═══ Given records ═══
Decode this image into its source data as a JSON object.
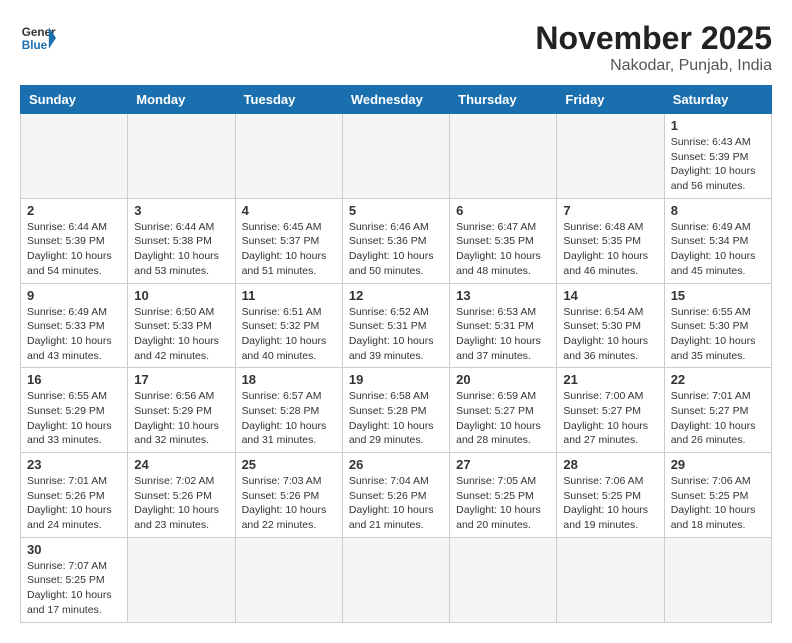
{
  "header": {
    "logo_general": "General",
    "logo_blue": "Blue",
    "month": "November 2025",
    "location": "Nakodar, Punjab, India"
  },
  "weekdays": [
    "Sunday",
    "Monday",
    "Tuesday",
    "Wednesday",
    "Thursday",
    "Friday",
    "Saturday"
  ],
  "weeks": [
    [
      {
        "day": "",
        "info": ""
      },
      {
        "day": "",
        "info": ""
      },
      {
        "day": "",
        "info": ""
      },
      {
        "day": "",
        "info": ""
      },
      {
        "day": "",
        "info": ""
      },
      {
        "day": "",
        "info": ""
      },
      {
        "day": "1",
        "info": "Sunrise: 6:43 AM\nSunset: 5:39 PM\nDaylight: 10 hours and 56 minutes."
      }
    ],
    [
      {
        "day": "2",
        "info": "Sunrise: 6:44 AM\nSunset: 5:39 PM\nDaylight: 10 hours and 54 minutes."
      },
      {
        "day": "3",
        "info": "Sunrise: 6:44 AM\nSunset: 5:38 PM\nDaylight: 10 hours and 53 minutes."
      },
      {
        "day": "4",
        "info": "Sunrise: 6:45 AM\nSunset: 5:37 PM\nDaylight: 10 hours and 51 minutes."
      },
      {
        "day": "5",
        "info": "Sunrise: 6:46 AM\nSunset: 5:36 PM\nDaylight: 10 hours and 50 minutes."
      },
      {
        "day": "6",
        "info": "Sunrise: 6:47 AM\nSunset: 5:35 PM\nDaylight: 10 hours and 48 minutes."
      },
      {
        "day": "7",
        "info": "Sunrise: 6:48 AM\nSunset: 5:35 PM\nDaylight: 10 hours and 46 minutes."
      },
      {
        "day": "8",
        "info": "Sunrise: 6:49 AM\nSunset: 5:34 PM\nDaylight: 10 hours and 45 minutes."
      }
    ],
    [
      {
        "day": "9",
        "info": "Sunrise: 6:49 AM\nSunset: 5:33 PM\nDaylight: 10 hours and 43 minutes."
      },
      {
        "day": "10",
        "info": "Sunrise: 6:50 AM\nSunset: 5:33 PM\nDaylight: 10 hours and 42 minutes."
      },
      {
        "day": "11",
        "info": "Sunrise: 6:51 AM\nSunset: 5:32 PM\nDaylight: 10 hours and 40 minutes."
      },
      {
        "day": "12",
        "info": "Sunrise: 6:52 AM\nSunset: 5:31 PM\nDaylight: 10 hours and 39 minutes."
      },
      {
        "day": "13",
        "info": "Sunrise: 6:53 AM\nSunset: 5:31 PM\nDaylight: 10 hours and 37 minutes."
      },
      {
        "day": "14",
        "info": "Sunrise: 6:54 AM\nSunset: 5:30 PM\nDaylight: 10 hours and 36 minutes."
      },
      {
        "day": "15",
        "info": "Sunrise: 6:55 AM\nSunset: 5:30 PM\nDaylight: 10 hours and 35 minutes."
      }
    ],
    [
      {
        "day": "16",
        "info": "Sunrise: 6:55 AM\nSunset: 5:29 PM\nDaylight: 10 hours and 33 minutes."
      },
      {
        "day": "17",
        "info": "Sunrise: 6:56 AM\nSunset: 5:29 PM\nDaylight: 10 hours and 32 minutes."
      },
      {
        "day": "18",
        "info": "Sunrise: 6:57 AM\nSunset: 5:28 PM\nDaylight: 10 hours and 31 minutes."
      },
      {
        "day": "19",
        "info": "Sunrise: 6:58 AM\nSunset: 5:28 PM\nDaylight: 10 hours and 29 minutes."
      },
      {
        "day": "20",
        "info": "Sunrise: 6:59 AM\nSunset: 5:27 PM\nDaylight: 10 hours and 28 minutes."
      },
      {
        "day": "21",
        "info": "Sunrise: 7:00 AM\nSunset: 5:27 PM\nDaylight: 10 hours and 27 minutes."
      },
      {
        "day": "22",
        "info": "Sunrise: 7:01 AM\nSunset: 5:27 PM\nDaylight: 10 hours and 26 minutes."
      }
    ],
    [
      {
        "day": "23",
        "info": "Sunrise: 7:01 AM\nSunset: 5:26 PM\nDaylight: 10 hours and 24 minutes."
      },
      {
        "day": "24",
        "info": "Sunrise: 7:02 AM\nSunset: 5:26 PM\nDaylight: 10 hours and 23 minutes."
      },
      {
        "day": "25",
        "info": "Sunrise: 7:03 AM\nSunset: 5:26 PM\nDaylight: 10 hours and 22 minutes."
      },
      {
        "day": "26",
        "info": "Sunrise: 7:04 AM\nSunset: 5:26 PM\nDaylight: 10 hours and 21 minutes."
      },
      {
        "day": "27",
        "info": "Sunrise: 7:05 AM\nSunset: 5:25 PM\nDaylight: 10 hours and 20 minutes."
      },
      {
        "day": "28",
        "info": "Sunrise: 7:06 AM\nSunset: 5:25 PM\nDaylight: 10 hours and 19 minutes."
      },
      {
        "day": "29",
        "info": "Sunrise: 7:06 AM\nSunset: 5:25 PM\nDaylight: 10 hours and 18 minutes."
      }
    ],
    [
      {
        "day": "30",
        "info": "Sunrise: 7:07 AM\nSunset: 5:25 PM\nDaylight: 10 hours and 17 minutes."
      },
      {
        "day": "",
        "info": ""
      },
      {
        "day": "",
        "info": ""
      },
      {
        "day": "",
        "info": ""
      },
      {
        "day": "",
        "info": ""
      },
      {
        "day": "",
        "info": ""
      },
      {
        "day": "",
        "info": ""
      }
    ]
  ]
}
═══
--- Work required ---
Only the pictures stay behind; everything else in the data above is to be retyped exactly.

--- Written reply ---
Decode this image into its source data as a JSON object.
{
  "header": {
    "logo_general": "General",
    "logo_blue": "Blue",
    "month": "November 2025",
    "location": "Nakodar, Punjab, India"
  },
  "weekdays": [
    "Sunday",
    "Monday",
    "Tuesday",
    "Wednesday",
    "Thursday",
    "Friday",
    "Saturday"
  ],
  "weeks": [
    [
      {
        "day": "",
        "info": ""
      },
      {
        "day": "",
        "info": ""
      },
      {
        "day": "",
        "info": ""
      },
      {
        "day": "",
        "info": ""
      },
      {
        "day": "",
        "info": ""
      },
      {
        "day": "",
        "info": ""
      },
      {
        "day": "1",
        "info": "Sunrise: 6:43 AM\nSunset: 5:39 PM\nDaylight: 10 hours and 56 minutes."
      }
    ],
    [
      {
        "day": "2",
        "info": "Sunrise: 6:44 AM\nSunset: 5:39 PM\nDaylight: 10 hours and 54 minutes."
      },
      {
        "day": "3",
        "info": "Sunrise: 6:44 AM\nSunset: 5:38 PM\nDaylight: 10 hours and 53 minutes."
      },
      {
        "day": "4",
        "info": "Sunrise: 6:45 AM\nSunset: 5:37 PM\nDaylight: 10 hours and 51 minutes."
      },
      {
        "day": "5",
        "info": "Sunrise: 6:46 AM\nSunset: 5:36 PM\nDaylight: 10 hours and 50 minutes."
      },
      {
        "day": "6",
        "info": "Sunrise: 6:47 AM\nSunset: 5:35 PM\nDaylight: 10 hours and 48 minutes."
      },
      {
        "day": "7",
        "info": "Sunrise: 6:48 AM\nSunset: 5:35 PM\nDaylight: 10 hours and 46 minutes."
      },
      {
        "day": "8",
        "info": "Sunrise: 6:49 AM\nSunset: 5:34 PM\nDaylight: 10 hours and 45 minutes."
      }
    ],
    [
      {
        "day": "9",
        "info": "Sunrise: 6:49 AM\nSunset: 5:33 PM\nDaylight: 10 hours and 43 minutes."
      },
      {
        "day": "10",
        "info": "Sunrise: 6:50 AM\nSunset: 5:33 PM\nDaylight: 10 hours and 42 minutes."
      },
      {
        "day": "11",
        "info": "Sunrise: 6:51 AM\nSunset: 5:32 PM\nDaylight: 10 hours and 40 minutes."
      },
      {
        "day": "12",
        "info": "Sunrise: 6:52 AM\nSunset: 5:31 PM\nDaylight: 10 hours and 39 minutes."
      },
      {
        "day": "13",
        "info": "Sunrise: 6:53 AM\nSunset: 5:31 PM\nDaylight: 10 hours and 37 minutes."
      },
      {
        "day": "14",
        "info": "Sunrise: 6:54 AM\nSunset: 5:30 PM\nDaylight: 10 hours and 36 minutes."
      },
      {
        "day": "15",
        "info": "Sunrise: 6:55 AM\nSunset: 5:30 PM\nDaylight: 10 hours and 35 minutes."
      }
    ],
    [
      {
        "day": "16",
        "info": "Sunrise: 6:55 AM\nSunset: 5:29 PM\nDaylight: 10 hours and 33 minutes."
      },
      {
        "day": "17",
        "info": "Sunrise: 6:56 AM\nSunset: 5:29 PM\nDaylight: 10 hours and 32 minutes."
      },
      {
        "day": "18",
        "info": "Sunrise: 6:57 AM\nSunset: 5:28 PM\nDaylight: 10 hours and 31 minutes."
      },
      {
        "day": "19",
        "info": "Sunrise: 6:58 AM\nSunset: 5:28 PM\nDaylight: 10 hours and 29 minutes."
      },
      {
        "day": "20",
        "info": "Sunrise: 6:59 AM\nSunset: 5:27 PM\nDaylight: 10 hours and 28 minutes."
      },
      {
        "day": "21",
        "info": "Sunrise: 7:00 AM\nSunset: 5:27 PM\nDaylight: 10 hours and 27 minutes."
      },
      {
        "day": "22",
        "info": "Sunrise: 7:01 AM\nSunset: 5:27 PM\nDaylight: 10 hours and 26 minutes."
      }
    ],
    [
      {
        "day": "23",
        "info": "Sunrise: 7:01 AM\nSunset: 5:26 PM\nDaylight: 10 hours and 24 minutes."
      },
      {
        "day": "24",
        "info": "Sunrise: 7:02 AM\nSunset: 5:26 PM\nDaylight: 10 hours and 23 minutes."
      },
      {
        "day": "25",
        "info": "Sunrise: 7:03 AM\nSunset: 5:26 PM\nDaylight: 10 hours and 22 minutes."
      },
      {
        "day": "26",
        "info": "Sunrise: 7:04 AM\nSunset: 5:26 PM\nDaylight: 10 hours and 21 minutes."
      },
      {
        "day": "27",
        "info": "Sunrise: 7:05 AM\nSunset: 5:25 PM\nDaylight: 10 hours and 20 minutes."
      },
      {
        "day": "28",
        "info": "Sunrise: 7:06 AM\nSunset: 5:25 PM\nDaylight: 10 hours and 19 minutes."
      },
      {
        "day": "29",
        "info": "Sunrise: 7:06 AM\nSunset: 5:25 PM\nDaylight: 10 hours and 18 minutes."
      }
    ],
    [
      {
        "day": "30",
        "info": "Sunrise: 7:07 AM\nSunset: 5:25 PM\nDaylight: 10 hours and 17 minutes."
      },
      {
        "day": "",
        "info": ""
      },
      {
        "day": "",
        "info": ""
      },
      {
        "day": "",
        "info": ""
      },
      {
        "day": "",
        "info": ""
      },
      {
        "day": "",
        "info": ""
      },
      {
        "day": "",
        "info": ""
      }
    ]
  ]
}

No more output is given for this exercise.